Sound depressing? It sure can be. That’s why it’s so heartening that Creative Behaviours Dance Collective exists.
Launched in 2014 by dancer, creator and director Helen Duncan, a graduate of Western Australian Academy of Performing Arts, the Collective gives professional performers and choreographers the chance to continue their training and practice in between jobs, providing a consistent, structured working environment.
After graduation, Duncan found herself spending countless hours sitting at a computer, applying for grants and searching for opportunities.
“I did receive some incredible opportunities, such as the Australia Council’s ArtStart Grant, but most were sporadic, and in my time off I would get frustrated at losing fitness and creative confidence,” Duncan shares.
Recognising it was a common problem amongst her peers, she put the call out for other dancers to meet regularly, train together at no cost and support each other in maintaining physical fitness and mental creative sharpness.
Now in its third year running, Creative Behaviours holds auditions four times a year and runs a stream of six-week projects.
“This gives the dancers the flexibility to commit to a specific timeframe,” explains Duncan. “There is no expectation to continue with the commitment after this time, and we find having this end point really helps dancers to balance their commitment to the program with other professional and personal commitments.”
Participants enjoy regular technique classes, as well as the experience of developing a choreographic work.
“An end goal is always a great motivator, and we do try to wrap each series up with a showing, final performance or video capture,” says Duncan.
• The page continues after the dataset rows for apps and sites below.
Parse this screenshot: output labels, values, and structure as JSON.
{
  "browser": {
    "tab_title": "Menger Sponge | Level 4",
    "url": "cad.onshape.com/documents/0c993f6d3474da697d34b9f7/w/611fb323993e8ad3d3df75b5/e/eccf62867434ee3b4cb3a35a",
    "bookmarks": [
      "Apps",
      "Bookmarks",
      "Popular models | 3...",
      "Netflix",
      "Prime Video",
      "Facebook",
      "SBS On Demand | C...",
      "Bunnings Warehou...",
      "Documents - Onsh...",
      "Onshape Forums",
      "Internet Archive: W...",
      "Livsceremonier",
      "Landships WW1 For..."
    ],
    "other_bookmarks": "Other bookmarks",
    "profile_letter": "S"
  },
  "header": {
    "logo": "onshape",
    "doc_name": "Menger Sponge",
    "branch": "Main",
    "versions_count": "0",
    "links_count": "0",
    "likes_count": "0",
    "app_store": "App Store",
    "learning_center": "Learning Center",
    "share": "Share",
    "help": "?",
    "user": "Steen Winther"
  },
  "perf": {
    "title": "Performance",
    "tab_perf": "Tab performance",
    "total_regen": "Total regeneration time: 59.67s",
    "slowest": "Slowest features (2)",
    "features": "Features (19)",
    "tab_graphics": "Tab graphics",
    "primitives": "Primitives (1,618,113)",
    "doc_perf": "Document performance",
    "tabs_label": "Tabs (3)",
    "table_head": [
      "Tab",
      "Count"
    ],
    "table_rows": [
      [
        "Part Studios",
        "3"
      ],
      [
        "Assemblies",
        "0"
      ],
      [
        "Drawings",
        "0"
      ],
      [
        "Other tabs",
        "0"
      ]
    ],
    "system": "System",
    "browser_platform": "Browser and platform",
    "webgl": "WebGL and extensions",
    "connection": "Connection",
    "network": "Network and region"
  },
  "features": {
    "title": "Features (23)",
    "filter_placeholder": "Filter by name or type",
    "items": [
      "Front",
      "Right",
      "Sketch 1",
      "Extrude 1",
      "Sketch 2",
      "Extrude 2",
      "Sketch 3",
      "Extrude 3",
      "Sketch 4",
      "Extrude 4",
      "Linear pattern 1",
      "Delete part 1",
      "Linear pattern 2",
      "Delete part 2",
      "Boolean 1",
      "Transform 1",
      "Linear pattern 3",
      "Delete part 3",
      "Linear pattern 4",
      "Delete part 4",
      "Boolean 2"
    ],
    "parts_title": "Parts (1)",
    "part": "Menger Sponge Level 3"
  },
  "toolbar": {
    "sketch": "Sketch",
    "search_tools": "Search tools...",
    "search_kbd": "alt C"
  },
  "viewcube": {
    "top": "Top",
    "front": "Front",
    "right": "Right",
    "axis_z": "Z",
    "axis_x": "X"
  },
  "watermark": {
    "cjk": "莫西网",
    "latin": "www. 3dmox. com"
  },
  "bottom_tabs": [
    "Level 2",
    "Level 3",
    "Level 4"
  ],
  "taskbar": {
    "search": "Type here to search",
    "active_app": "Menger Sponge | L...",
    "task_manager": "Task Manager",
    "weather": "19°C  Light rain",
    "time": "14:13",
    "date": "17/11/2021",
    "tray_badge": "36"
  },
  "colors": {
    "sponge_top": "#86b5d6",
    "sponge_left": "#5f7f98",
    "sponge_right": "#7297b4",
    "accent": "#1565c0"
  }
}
Rosie Osmond, a graduate of The Space Dance & Arts Centre, says that participating in the program has allowed her to “explore a new area of dance, creative process and theatre. Being able to attend free class every morning in a professional environment is a unique opportunity. The program constantly pushes my artistic boundaries, and the support I have received from the company and choreographers has really enhanced my development and performance practice.”
Dancer and choreographer Elanor Webber agrees, calling the Collective an “incredibly rewarding experience”. She says the structured, supportive environment is “vital to producing a meaningful choreographic practice. The initiative offers this valuable opportunity whilst taking away the pressure of booking and budgeting for space, finding dancers and coordinating timetables. I had the time and space to focus on the creative work, which has been amazing!”
Duncan encourages not just dancers and choreographers to get in touch but also those with an interest in arts administration, producing or marketing. There are also current opportunities for dancers in Western Australia where Creative Behaviours has been commissioned to produce a full-length theatrical experience of wearable art.
“As always, we also keep an eye out for other opportunities, with a number of other potential commissions in the pipeline,” Duncan says. “I would like to encourage choreographers to get in touch with me if they have any projects that they would like to discuss, as we are looking for opportunities to pursue later in the year.”
So, the future is bright for graduates and those in between contracts. The opportunities to continue to grow and develop do exist. If there’s nothing like Creative Behaviours in your area, consider starting something of your own, as Duncan has done.
“I am reminded I can dance, I can create and I do have a contribution to make,” she says. “It’s a wonderful kind of support to have in what can at times be a tough and heartbreaking industry.”
For more information about Creative Behaviours Collective and to register your interest to get involved, head to www.creativebehaviours.com.au/dance-company.
By Rain Francis of Dance Informa.